With the next round of United Auto Workers union contract talks more than a year out, General Motors Corp. Vice Chairman-Global Product Development Bob Lutz warns that job losses for salaried and hourly personnel will become a way of life in the U.S. and Europe unless there is a significant restructuring of GM's fixed costs.

“The traditional places where you make cars are threatened unless they (workers) can adapt,” Lutz says.

“If there is no adaptation and the unions become very rigid, (saying), ‘We will make no concessions,’ then I would say traditional high-cost Western manufacturing locations are in for a rough time.”

Lutz notes India is churning out world-class engineers who are willing to work for a fraction of what U.S. and European engineers earn.

GM is redefining its vehicle engineering and assigning new-vehicle development programs to global engineering teams in other talent-rich regions. Still, the auto maker remains uncompetitive on cost.

Hourly workers in the U.S. no longer are faced with a choice between high-paying jobs and low-paying jobs, he says. They must choose between jobs “or no jobs at all.”

The expansion of Asia-based auto makers is accelerating this shift because their costs are rooted in economies that are years away from a development level that would rival the U.S.

“In a few years time, it's clear that the Chinese automobile industry will be capable of exporting products,” Lutz says. But with GM's strong foothold in that country, he adds: “There's no doubt that someday we will be (using) GM China as a source of products.”

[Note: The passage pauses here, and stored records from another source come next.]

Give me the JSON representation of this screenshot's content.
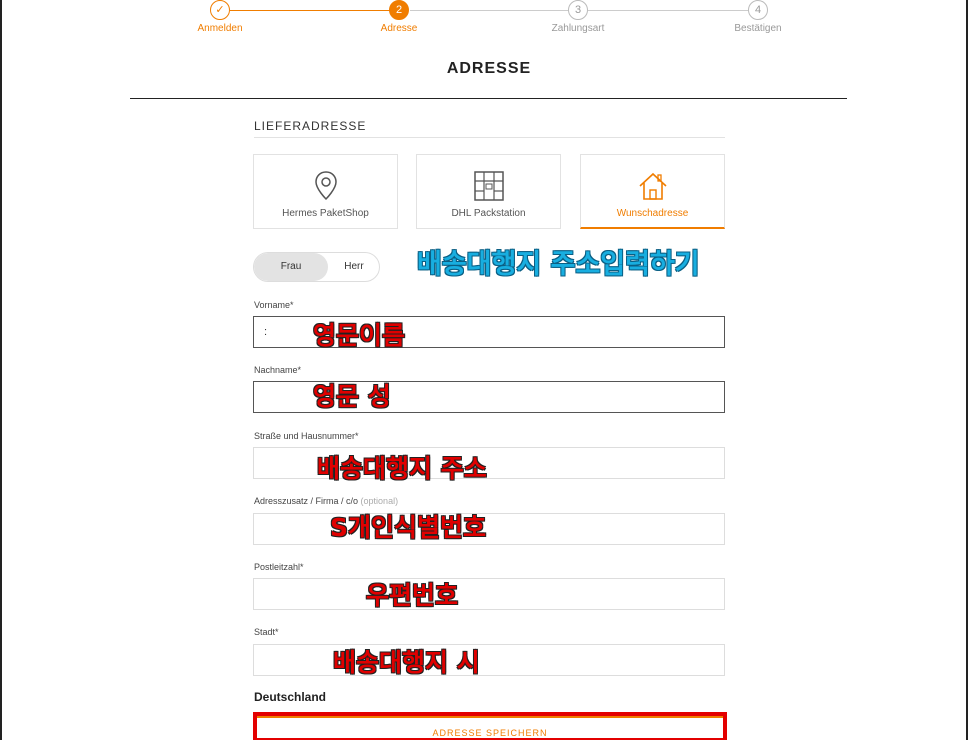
{
  "stepper": {
    "steps": [
      {
        "number": "✓",
        "label": "Anmelden",
        "state": "done"
      },
      {
        "number": "2",
        "label": "Adresse",
        "state": "active"
      },
      {
        "number": "3",
        "label": "Zahlungsart",
        "state": "pending"
      },
      {
        "number": "4",
        "label": "Bestätigen",
        "state": "pending"
      }
    ]
  },
  "page_title": "ADRESSE",
  "section_title": "LIEFERADRESSE",
  "delivery_options": [
    {
      "label": "Hermes PaketShop",
      "icon": "location-pin-icon"
    },
    {
      "label": "DHL Packstation",
      "icon": "packstation-icon"
    },
    {
      "label": "Wunschadresse",
      "icon": "house-icon",
      "selected": true
    }
  ],
  "gender": {
    "frau": "Frau",
    "herr": "Herr",
    "selected": "Frau"
  },
  "fields": {
    "vorname": {
      "label": "Vorname*",
      "value": ":"
    },
    "nachname": {
      "label": "Nachname*",
      "value": ""
    },
    "strasse": {
      "label": "Straße und Hausnummer*",
      "value": ""
    },
    "adresszusatz": {
      "label": "Adresszusatz / Firma / c/o",
      "optional": "(optional)",
      "value": ""
    },
    "postleitzahl": {
      "label": "Postleitzahl*",
      "value": ""
    },
    "stadt": {
      "label": "Stadt*",
      "value": ""
    }
  },
  "country": "Deutschland",
  "save_button": "ADRESSE SPEICHERN",
  "annotations": {
    "header": "배송대행지 주소입력하기",
    "vorname": "영문이름",
    "nachname": "영문 성",
    "strasse": "배송대행지 주소",
    "adresszusatz": "S개인식별번호",
    "postleitzahl": "우편번호",
    "stadt": "배송대행지 시"
  },
  "colors": {
    "accent": "#f07d00",
    "highlight": "#e30000",
    "annotation_red": "#e00000",
    "annotation_blue": "#18aee0"
  }
}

The creation in 2002 of GM Daewoo Auto & Technology Co. in South Korea leaves the auto maker “uniquely positioned” as globalization unfolds and was “perhaps one of the boldest and best strategic moves that General Motors ever made,” Lutz says.